Director: Franklin J. Schaffner
Yul Brynner plays a CIA agent Slater, whose son is pushed off a mountain to his death while skiing. Slater’s trip to the Austrian Alps and his investigation into what he considers anything but an accident, puts him in contact with his former colleague and now boarding school teacher, a reluctant and possibly shady Frank Wheatley (Clive Revill). Slater also questions a witness, Gina (Britt Ekland) who saw some men talking to the boy the day he died. The agent’s search lands him in the clutches of Soviet spies who have created a Slater twin they’ll send back into the CIA to serve as their mole. The boy’s accident was a trap and they believe bereavement will be a cover for any personality or memory deviations back home. This doppelganger was spotted by Ekland as a mysterious ski-masked man recognized and warmly received by the boy, but two Yuls aren’t seen in the same scene until late in the film. At that point we discover that the switch was made under our noses and we’ve already been watching the double for several scenes, including one where he beats Gina and gets his face scratched up by her.

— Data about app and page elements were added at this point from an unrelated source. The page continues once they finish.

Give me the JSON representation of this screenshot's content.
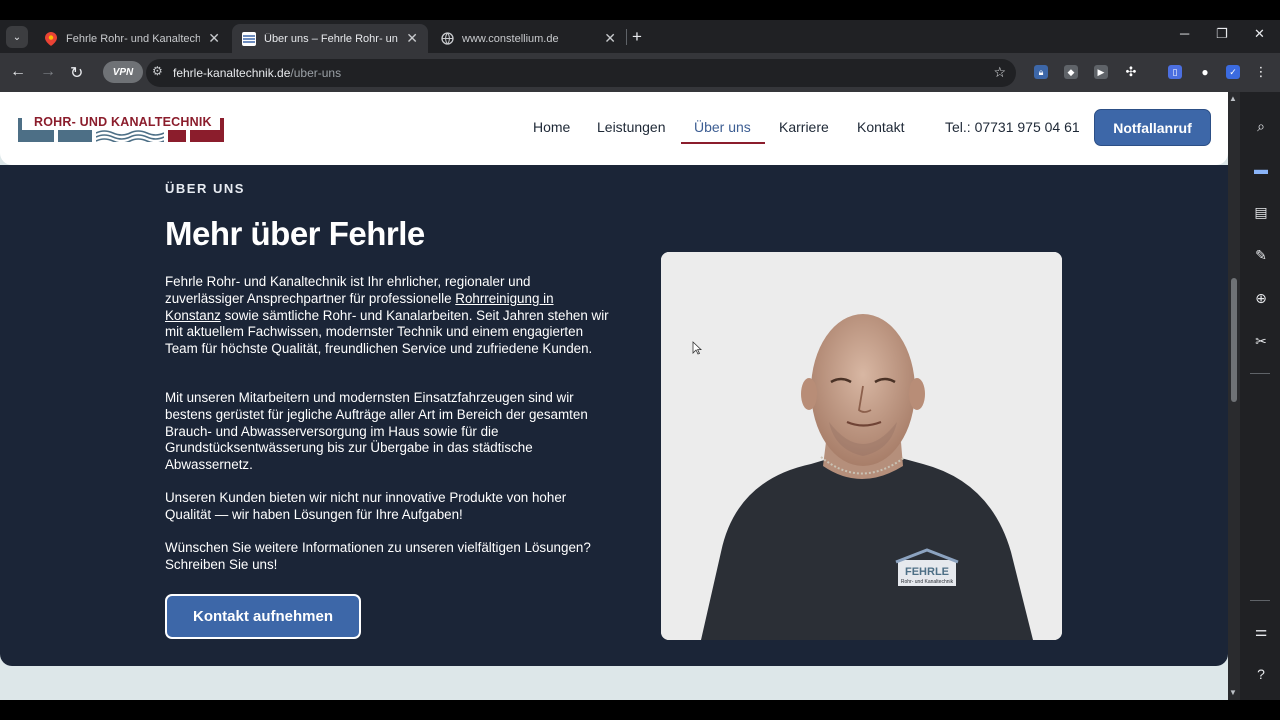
{
  "browser": {
    "tabs": [
      {
        "title": "Fehrle Rohr- und Kanaltechnik",
        "active": false
      },
      {
        "title": "Über uns – Fehrle Rohr- und Ka",
        "active": true
      },
      {
        "title": "www.constellium.de",
        "active": false
      }
    ],
    "vpn_label": "VPN",
    "url_host": "fehrle-kanaltechnik.de",
    "url_path": "/uber-uns"
  },
  "site": {
    "logo_text": "ROHR- UND KANALTECHNIK",
    "nav": [
      {
        "label": "Home",
        "active": false
      },
      {
        "label": "Leistungen",
        "active": false
      },
      {
        "label": "Über uns",
        "active": true
      },
      {
        "label": "Karriere",
        "active": false
      },
      {
        "label": "Kontakt",
        "active": false
      }
    ],
    "phone": "Tel.: 07731 975 04 61",
    "emergency_button": "Notfallanruf"
  },
  "hero": {
    "eyebrow": "ÜBER UNS",
    "title": "Mehr über Fehrle",
    "p1_before": "Fehrle Rohr- und Kanaltechnik ist Ihr ehrlicher, regionaler und zuverlässiger Ansprechpartner für professionelle ",
    "p1_link": "Rohrreinigung in Konstanz",
    "p1_after": " sowie sämtliche Rohr- und Kanalarbeiten. Seit Jahren stehen wir mit aktuellem Fachwissen, modernster Technik und einem engagierten Team für höchste Qualität, freundlichen Service und zufriedene Kunden.",
    "p2": "Mit unseren Mitarbeitern und modernsten Einsatzfahrzeugen sind wir bestens gerüstet für jegliche Aufträge aller Art im Bereich der gesamten Brauch- und Abwasserversorgung im Haus sowie für die Grundstücksentwässerung bis zur Übergabe in das städtische Abwassernetz.",
    "p3": "Unseren Kunden bieten wir nicht nur innovative Produkte von hoher Qualität — wir haben Lösungen für Ihre Aufgaben!",
    "p4": "Wünschen Sie weitere Informationen zu unseren vielfältigen Lösungen? Schreiben Sie uns!",
    "cta": "Kontakt aufnehmen",
    "shirt_logo_text": "FEHRLE",
    "shirt_logo_sub": "Rohr- und Kanaltechnik"
  },
  "colors": {
    "brand_red": "#8b1d2c",
    "brand_blue": "#3d67a8",
    "hero_bg": "#1b2537"
  }
}
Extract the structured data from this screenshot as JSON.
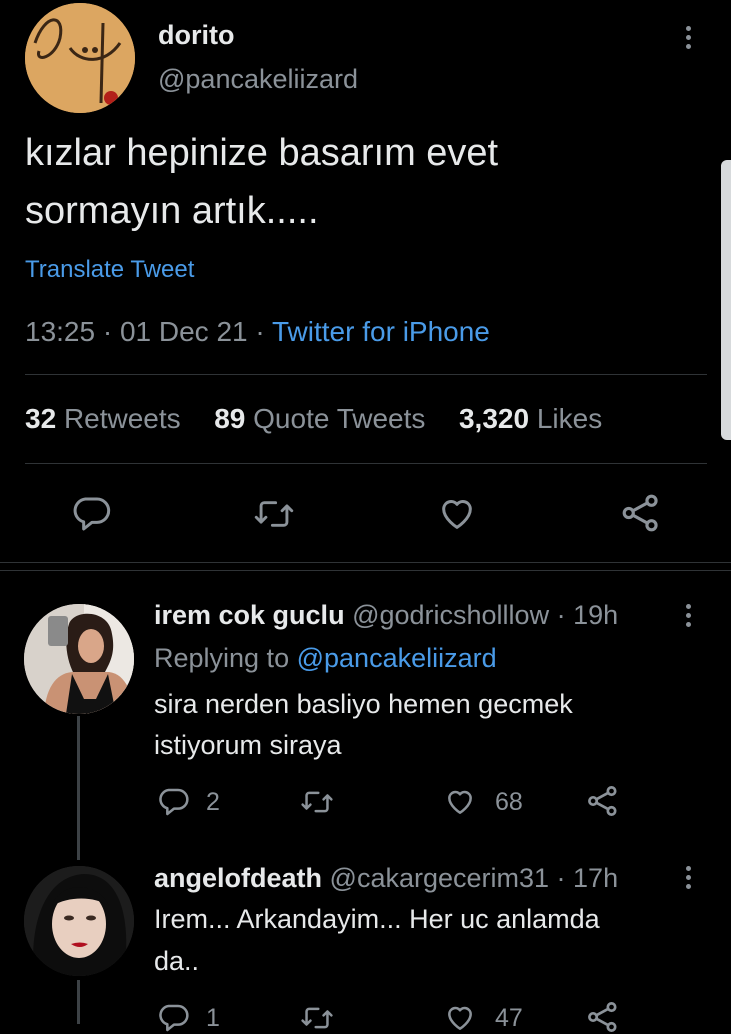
{
  "tweet": {
    "display_name": "dorito",
    "handle": "@pancakeliizard",
    "text_line1": "kızlar hepinize basarım evet",
    "text_line2": "sormayın artık.....",
    "translate": "Translate Tweet",
    "time": "13:25",
    "date": "01 Dec 21",
    "source": "Twitter for iPhone",
    "sep": "·",
    "stats": {
      "retweets_count": "32",
      "retweets_label": "Retweets",
      "quotes_count": "89",
      "quotes_label": "Quote Tweets",
      "likes_count": "3,320",
      "likes_label": "Likes"
    }
  },
  "replies": [
    {
      "display_name": "irem cok guclu",
      "handle": "@godricsholllow",
      "time": "· 19h",
      "replying_to_label": "Replying to",
      "replying_to_handle": "@pancakeliizard",
      "text_line1": "sira nerden basliyo hemen gecmek",
      "text_line2": "istiyorum siraya",
      "reply_count": "2",
      "like_count": "68"
    },
    {
      "display_name": "angelofdeath",
      "handle": "@cakargecerim31",
      "time": "· 17h",
      "text_line1": "Irem... Arkandayim... Her uc anlamda",
      "text_line2": "da..",
      "reply_count": "1",
      "like_count": "47"
    }
  ],
  "colors": {
    "background": "#000000",
    "text": "#e7e9ea",
    "muted": "#8b9299",
    "link": "#4a9be8",
    "divider": "#2f3336"
  },
  "icons": [
    "more-vertical-icon",
    "reply-icon",
    "retweet-icon",
    "like-icon",
    "share-icon"
  ]
}
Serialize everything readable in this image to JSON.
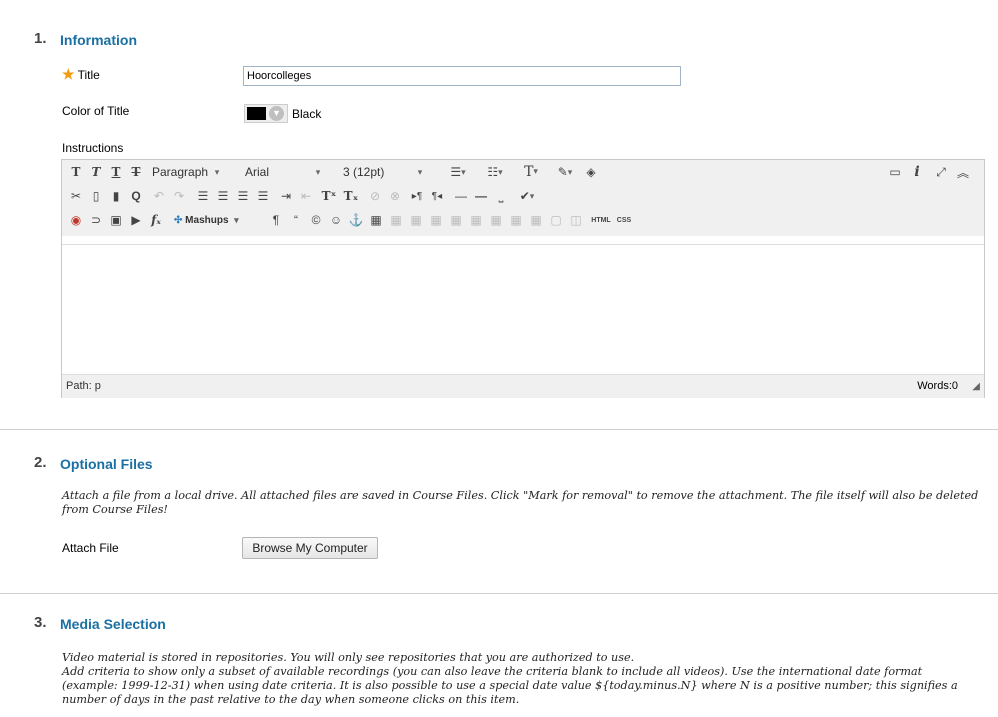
{
  "sections": [
    {
      "number": "1.",
      "title": "Information"
    },
    {
      "number": "2.",
      "title": "Optional Files"
    },
    {
      "number": "3.",
      "title": "Media Selection"
    }
  ],
  "information": {
    "title_required_mark": "★",
    "title_label": "Title",
    "title_value": "Hoorcolleges",
    "color_label": "Color of Title",
    "color_value": "Black",
    "color_hex": "#000000",
    "instructions_label": "Instructions"
  },
  "editor": {
    "paragraph_format": "Paragraph",
    "font_family": "Arial",
    "font_size": "3 (12pt)",
    "mashups_label": "Mashups",
    "html_label": "HTML",
    "css_label": "CSS",
    "path_label": "Path: p",
    "word_count": "Words:0"
  },
  "optional_files": {
    "description": "Attach a file from a local drive. All attached files are saved in Course Files. Click \"Mark for removal\" to remove the attachment. The file itself will also be deleted from Course Files!",
    "attach_label": "Attach File",
    "browse_button": "Browse My Computer"
  },
  "media_selection": {
    "line1": "Video material is stored in repositories. You will only see repositories that you are authorized to use.",
    "line2": "Add criteria to show only a subset of available recordings (you can also leave the criteria blank to include all videos). Use the international date format",
    "line3": "(example: 1999-12-31) when using date criteria. It is also possible to use a special date value ${today.minus.N} where N is a positive number; this signifies a",
    "line4": "number of days in the past relative to the day when someone clicks on this item."
  },
  "colors": {
    "accent": "#1a6fa3",
    "required_star": "#f29b12",
    "toolbar_bg": "#f0f0f0"
  }
}
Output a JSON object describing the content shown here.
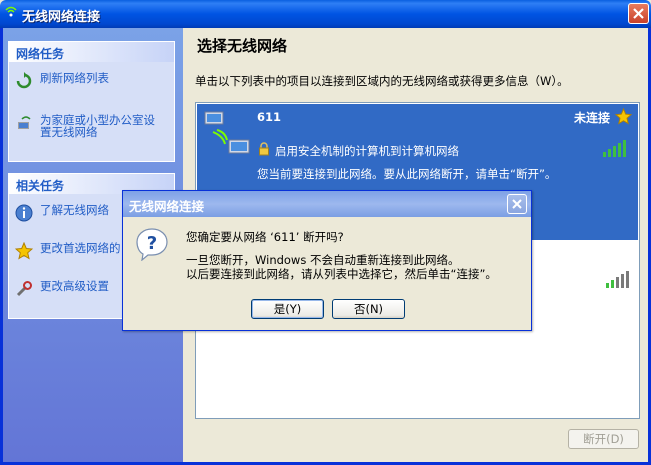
{
  "window": {
    "title": "无线网络连接"
  },
  "sidebar": {
    "network_tasks": {
      "header": "网络任务",
      "items": [
        {
          "label": "刷新网络列表",
          "icon": "refresh-icon"
        },
        {
          "label_line1": "为家庭或小型办公室设",
          "label_line2": "置无线网络",
          "icon": "wireless-setup-icon"
        }
      ]
    },
    "related_tasks": {
      "header": "相关任务",
      "items": [
        {
          "label": "了解无线网络",
          "icon": "info-icon"
        },
        {
          "label": "更改首选网络的",
          "icon": "star-icon"
        },
        {
          "label": "更改高级设置",
          "icon": "settings-icon"
        }
      ]
    }
  },
  "main": {
    "title": "选择无线网络",
    "instruction": "单击以下列表中的项目以连接到区域内的无线网络或获得更多信息（W）。",
    "networks": [
      {
        "name": "611",
        "status": "未连接",
        "security": "启用安全机制的计算机到计算机网络",
        "note": "您当前要连接到此网络。要从此网络断开，请单击“断开”。",
        "signal_bars": 5
      }
    ],
    "disconnect_button": "断开(D)"
  },
  "dialog": {
    "title": "无线网络连接",
    "question": "您确定要从网络 ‘611’ 断开吗?",
    "body_line1": "一旦您断开，Windows 不会自动重新连接到此网络。",
    "body_line2": "以后要连接到此网络，请从列表中选择它，然后单击“连接”。",
    "yes_button": "是(Y)",
    "no_button": "否(N)"
  },
  "colors": {
    "titlebar": "#0054E3",
    "selected_row": "#316AC5",
    "link": "#215DC6",
    "sidebar": "#7BA2E7"
  }
}
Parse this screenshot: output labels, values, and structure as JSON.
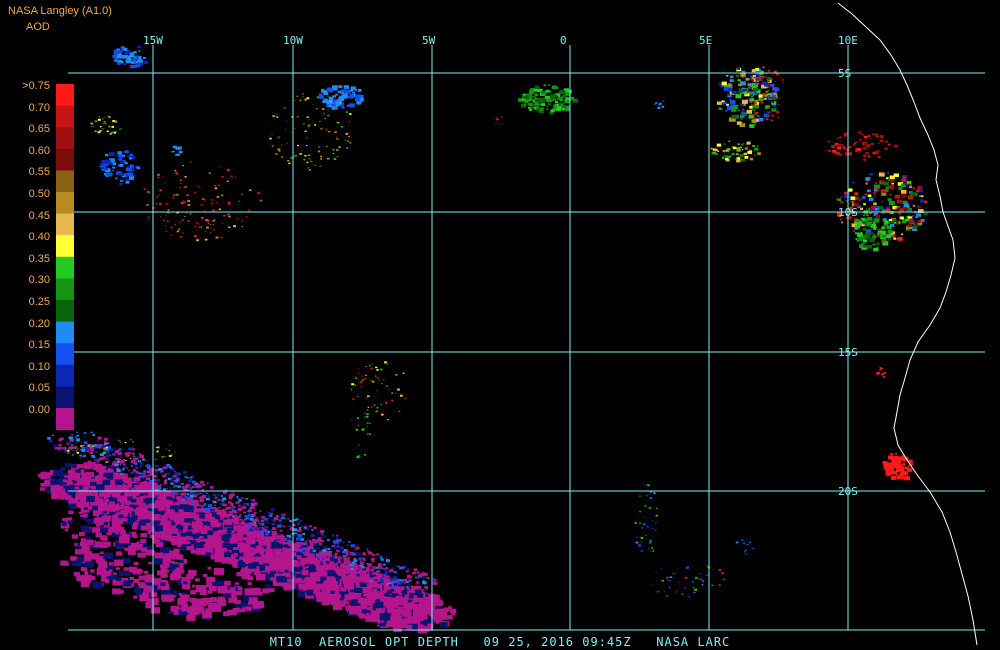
{
  "header": {
    "title": "NASA Langley (A1.0)",
    "subtitle": "AOD"
  },
  "legend": {
    "ticks": [
      ">0.75",
      "0.70",
      "0.65",
      "0.60",
      "0.55",
      "0.50",
      "0.45",
      "0.40",
      "0.35",
      "0.30",
      "0.25",
      "0.20",
      "0.15",
      "0.10",
      "0.05",
      "0.00"
    ],
    "colors": [
      "#ff1a1a",
      "#c81414",
      "#a01010",
      "#7a0c0c",
      "#8a6014",
      "#b88a22",
      "#e8b850",
      "#ffff33",
      "#22cc22",
      "#149614",
      "#0a640a",
      "#1e8cf0",
      "#1450f0",
      "#0a28b4",
      "#0a1470",
      "#b4148c"
    ]
  },
  "grid": {
    "lon_labels": [
      "15W",
      "10W",
      "5W",
      "0",
      "5E",
      "10E"
    ],
    "lat_labels": [
      "5S",
      "10S",
      "15S",
      "20S"
    ]
  },
  "footer": {
    "text": "MT10  AEROSOL OPT DEPTH   09 25, 2016 09:45Z   NASA LARC"
  },
  "colors": {
    "grid": "#7ff0f0",
    "label": "#f0a850",
    "coast": "#ffffff",
    "background": "#000000"
  }
}
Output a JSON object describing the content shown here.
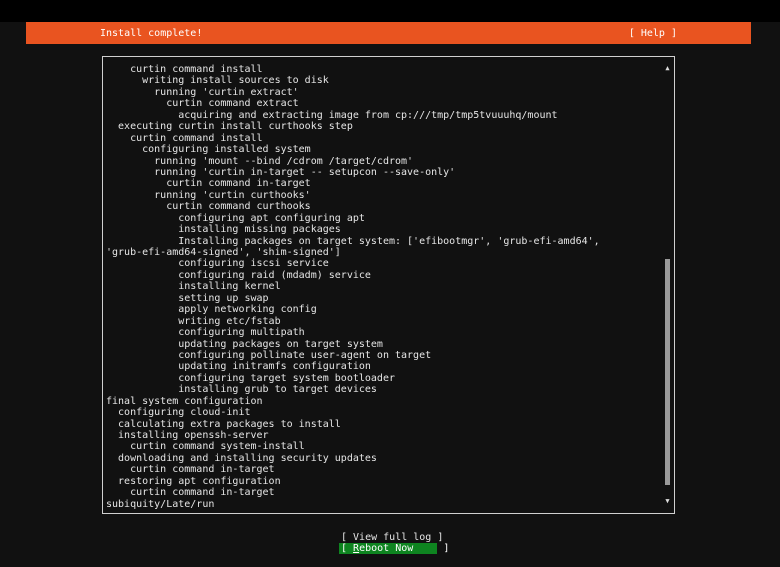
{
  "header": {
    "title": "Install complete!",
    "help": "[ Help ]"
  },
  "log": {
    "lines": [
      "    curtin command install",
      "      writing install sources to disk",
      "        running 'curtin extract'",
      "          curtin command extract",
      "            acquiring and extracting image from cp:///tmp/tmp5tvuuuhq/mount",
      "  executing curtin install curthooks step",
      "    curtin command install",
      "      configuring installed system",
      "        running 'mount --bind /cdrom /target/cdrom'",
      "        running 'curtin in-target -- setupcon --save-only'",
      "          curtin command in-target",
      "        running 'curtin curthooks'",
      "          curtin command curthooks",
      "            configuring apt configuring apt",
      "            installing missing packages",
      "            Installing packages on target system: ['efibootmgr', 'grub-efi-amd64',",
      "'grub-efi-amd64-signed', 'shim-signed']",
      "            configuring iscsi service",
      "            configuring raid (mdadm) service",
      "            installing kernel",
      "            setting up swap",
      "            apply networking config",
      "            writing etc/fstab",
      "            configuring multipath",
      "            updating packages on target system",
      "            configuring pollinate user-agent on target",
      "            updating initramfs configuration",
      "            configuring target system bootloader",
      "            installing grub to target devices",
      "final system configuration",
      "  configuring cloud-init",
      "  calculating extra packages to install",
      "  installing openssh-server",
      "    curtin command system-install",
      "  downloading and installing security updates",
      "    curtin command in-target",
      "  restoring apt configuration",
      "    curtin command in-target",
      "subiquity/Late/run"
    ]
  },
  "scroll": {
    "position_fraction": 0.47
  },
  "buttons": {
    "view_log": "[ View full log ]",
    "reboot_open": "[ ",
    "reboot_hotkey": "R",
    "reboot_rest": "eboot Now     ]"
  }
}
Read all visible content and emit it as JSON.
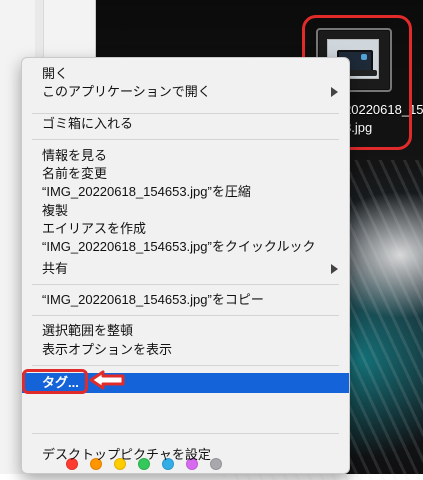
{
  "desktop": {
    "file_label_lines": [
      "20220618_15",
      "3.jpg"
    ],
    "callout_color": "#e12b2b"
  },
  "menu": {
    "items": {
      "open": "開く",
      "open_with": "このアプリケーションで開く",
      "move_to_trash": "ゴミ箱に入れる",
      "get_info": "情報を見る",
      "rename": "名前を変更",
      "compress": "“IMG_20220618_154653.jpg”を圧縮",
      "duplicate": "複製",
      "make_alias": "エイリアスを作成",
      "quick_look": "“IMG_20220618_154653.jpg”をクイックルック",
      "share": "共有",
      "copy": "“IMG_20220618_154653.jpg”をコピー",
      "clean_up_selection": "選択範囲を整頓",
      "show_view_options": "表示オプションを表示",
      "tags": "タグ...",
      "set_desktop_picture": "デスクトップピクチャを設定"
    },
    "tag_colors": [
      {
        "name": "red",
        "color": "#ff3b30"
      },
      {
        "name": "orange",
        "color": "#ff9500"
      },
      {
        "name": "yellow",
        "color": "#ffcc00"
      },
      {
        "name": "green",
        "color": "#34c759"
      },
      {
        "name": "blue",
        "color": "#32ade6"
      },
      {
        "name": "purple",
        "color": "#d66bf0"
      },
      {
        "name": "gray",
        "color": "#a9a9ad"
      }
    ],
    "highlight_color": "#1463d8"
  },
  "icons": {
    "submenu": "chevron-right-icon",
    "pointer": "arrow-left-icon"
  }
}
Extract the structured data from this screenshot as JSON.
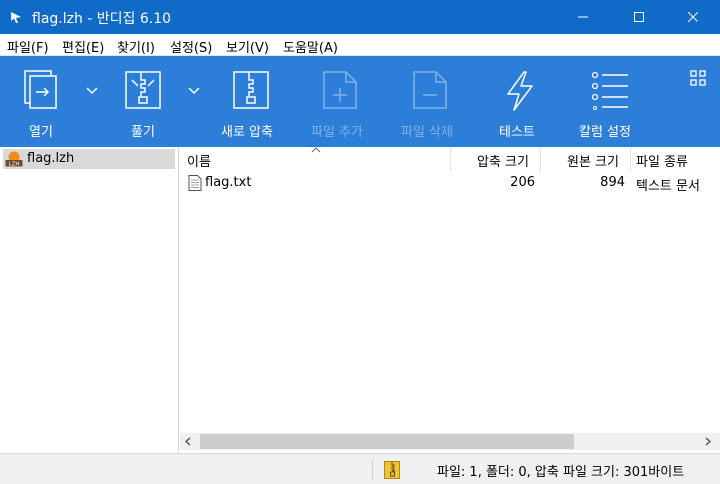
{
  "window": {
    "title": "flag.lzh - 반디집 6.10"
  },
  "menu": [
    {
      "label": "파일(F)"
    },
    {
      "label": "편집(E)"
    },
    {
      "label": "찾기(I)"
    },
    {
      "label": "설정(S)"
    },
    {
      "label": "보기(V)"
    },
    {
      "label": "도움말(A)"
    }
  ],
  "toolbar": {
    "open_label": "열기",
    "extract_label": "풀기",
    "new_archive_label": "새로 압축",
    "add_files_label": "파일 추가",
    "delete_files_label": "파일 삭제",
    "test_label": "테스트",
    "column_settings_label": "칼럼 설정"
  },
  "tree": {
    "items": [
      {
        "label": "flag.lzh",
        "icon": "lzh-archive-icon"
      }
    ]
  },
  "list": {
    "columns": [
      "이름",
      "압축 크기",
      "원본 크기",
      "파일 종류"
    ],
    "rows": [
      {
        "name": "flag.txt",
        "compressed": "206",
        "original": "894",
        "type": "텍스트 문서"
      }
    ]
  },
  "status": {
    "text": "파일: 1, 폴더: 0, 압축 파일 크기: 301바이트"
  },
  "colors": {
    "titlebar": "#0f6ac8",
    "toolbar": "#2d7ed8",
    "disabled_label": "#7fb2e8"
  }
}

The Double won’t rank among top spy movies but it’s a fair entry, made by Schaffner before he hit big with Planet of the Apes (1968). For my taste the first half was too much talking, doubt and questioning, and too much time was spent on the slopes or riding the cable cars with proportionally little action. But the Alpine setting was put to good use during the climactic climb, chase and confrontation following a wild party given by Gina’s boss Mrs. Carrington (Moira Lister). Since this movie plays like a heavier Bond film, it’s worth noting that it came out the year before 007 went skiing in On Her Majesty’s Secret Service (1968), and that Ekland later became a Bond girl, in The Man with the Golden Gun (1974).
For me, Yul’s magnetism and intensity go a long way to help make up for other shortfalls and he is the best feature here. Though his character is ruthless, tightly coiled and accused by Wheatley of never loving a thing in his life, Yul enacts deep sadness and guilt over the loss of the son he hadn’t seen in years and only vaguely knew. The boy’s bloody parka, stabbed through with ski poles, is cruelly stuffed into Slater’s bag as bait. Yul conveys enough fury and grief in that one moment when he finds the jacket, to fuel him for the rest of the story. He soon hardens into a more dogged version of his character’s usual sour and brusque manner and makes it hard for anyone to sympathize with or understand him. The irony is that the real Slater’s cold heart ends up proving his identity, in contrast to his villainous twin’s pretense of caring for loved ones.
Lloyd Nolan barks his way through a role as caring CIA chief who worries Slater is heading for an ambush unaware, and when they lose contact Nolan sends a fellow agent (David Bauer) to the Alps to protect Slater. Anton Diffring is, as usual perfect as a chilling villain, and as usual a German this time working for the USSR, and George Mikell makes a scary henchman.
The Double Man was based on the novel Legacy of a Spy by Henry S. Maxfield.